• Define the major internal variables that need to be addressed
• Establish critical relationships between drivers
• Collect quantitative, qualitative and expert opinion data
• Assess the predictability and impact of the key drivers
• Define appropriate measures for the key drivers
• Construct scenarios and develop a narrative description for each
• Test the scenarios using the data collected
• Update scenarios and set criteria for evaluating strategies and plans
• Test sensitivity of strategies and plans under each scenario
• Formulate contingency plans and risk mitigation strategies
• Communicate to all constituencies
• Integrate leading indicators and key performance metrics
• Refresh the data and update scenarios as appropriate over time
• Repeat as needed
(4)SWOT Analysis

Strengths describe the positive attributes
 What makes you unique in your competitors?
 What advantages do you have over your competition?
 What do you do better than anyone else?
Weaknesses are aspects of your business that detract from the value you offer or place
you at a competitive disadvantage.
 Does your business have limited resources?
 What could you improve?
 What should you avoid?
 What factors lose you sales?
Opportunities are external attractive factors that represent reasons your business is
likely to prosper.
 What good opportunities can you spot?
 What interesting trends are you aware of?
 Changes in technology and markets on both a broad and narrow scale.
 Changes in government policy related to your field.
Threats include external factors beyond your control that could place your strategy, or
the business itself, at risk.
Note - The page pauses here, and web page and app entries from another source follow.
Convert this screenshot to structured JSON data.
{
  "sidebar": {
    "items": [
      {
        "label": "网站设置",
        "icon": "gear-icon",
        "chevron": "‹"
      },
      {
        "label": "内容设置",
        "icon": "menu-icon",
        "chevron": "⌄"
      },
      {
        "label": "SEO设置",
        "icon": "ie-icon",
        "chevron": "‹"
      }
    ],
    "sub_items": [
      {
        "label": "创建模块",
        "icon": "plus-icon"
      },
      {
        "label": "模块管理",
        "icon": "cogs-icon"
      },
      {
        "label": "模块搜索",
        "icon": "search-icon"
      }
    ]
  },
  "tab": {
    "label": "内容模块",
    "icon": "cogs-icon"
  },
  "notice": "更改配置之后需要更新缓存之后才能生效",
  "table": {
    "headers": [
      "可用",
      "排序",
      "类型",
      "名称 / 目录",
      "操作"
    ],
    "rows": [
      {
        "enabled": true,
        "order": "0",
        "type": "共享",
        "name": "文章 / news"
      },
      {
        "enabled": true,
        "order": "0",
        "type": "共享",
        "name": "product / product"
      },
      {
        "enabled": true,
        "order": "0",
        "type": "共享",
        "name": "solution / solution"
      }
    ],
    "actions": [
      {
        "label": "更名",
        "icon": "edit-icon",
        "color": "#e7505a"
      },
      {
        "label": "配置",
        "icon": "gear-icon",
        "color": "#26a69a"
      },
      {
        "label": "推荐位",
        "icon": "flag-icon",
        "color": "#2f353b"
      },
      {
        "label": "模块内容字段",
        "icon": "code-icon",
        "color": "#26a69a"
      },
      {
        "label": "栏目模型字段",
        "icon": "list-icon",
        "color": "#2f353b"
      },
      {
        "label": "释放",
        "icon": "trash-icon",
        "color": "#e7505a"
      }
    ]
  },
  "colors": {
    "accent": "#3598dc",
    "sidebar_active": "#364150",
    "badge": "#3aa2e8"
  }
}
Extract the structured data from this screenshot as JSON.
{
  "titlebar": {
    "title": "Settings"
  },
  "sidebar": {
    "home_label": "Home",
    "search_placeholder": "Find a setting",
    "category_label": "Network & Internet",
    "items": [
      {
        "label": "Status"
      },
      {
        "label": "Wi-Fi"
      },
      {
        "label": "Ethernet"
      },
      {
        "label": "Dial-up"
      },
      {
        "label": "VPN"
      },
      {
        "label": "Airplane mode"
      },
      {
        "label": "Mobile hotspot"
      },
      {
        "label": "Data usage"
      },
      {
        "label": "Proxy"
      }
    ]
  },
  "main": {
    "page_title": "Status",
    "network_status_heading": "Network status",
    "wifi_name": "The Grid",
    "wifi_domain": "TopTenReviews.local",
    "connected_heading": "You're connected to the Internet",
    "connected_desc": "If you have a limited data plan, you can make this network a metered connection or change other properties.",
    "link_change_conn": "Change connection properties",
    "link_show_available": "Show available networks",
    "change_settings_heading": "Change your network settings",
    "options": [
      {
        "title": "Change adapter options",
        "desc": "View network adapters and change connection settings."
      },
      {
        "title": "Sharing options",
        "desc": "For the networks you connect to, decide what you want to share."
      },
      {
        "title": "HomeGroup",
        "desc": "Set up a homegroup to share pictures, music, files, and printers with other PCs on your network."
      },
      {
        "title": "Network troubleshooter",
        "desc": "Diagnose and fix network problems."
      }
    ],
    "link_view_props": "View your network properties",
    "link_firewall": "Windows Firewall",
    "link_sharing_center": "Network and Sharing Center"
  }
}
You have no control over these, but you may benefit by having
contingency plans to address them if they should occur.

 What obstacles do you face?

 What are your competitors doing?
 Are quality standards or specifications for your job, products or services changing?
Is changing technology threatening your position?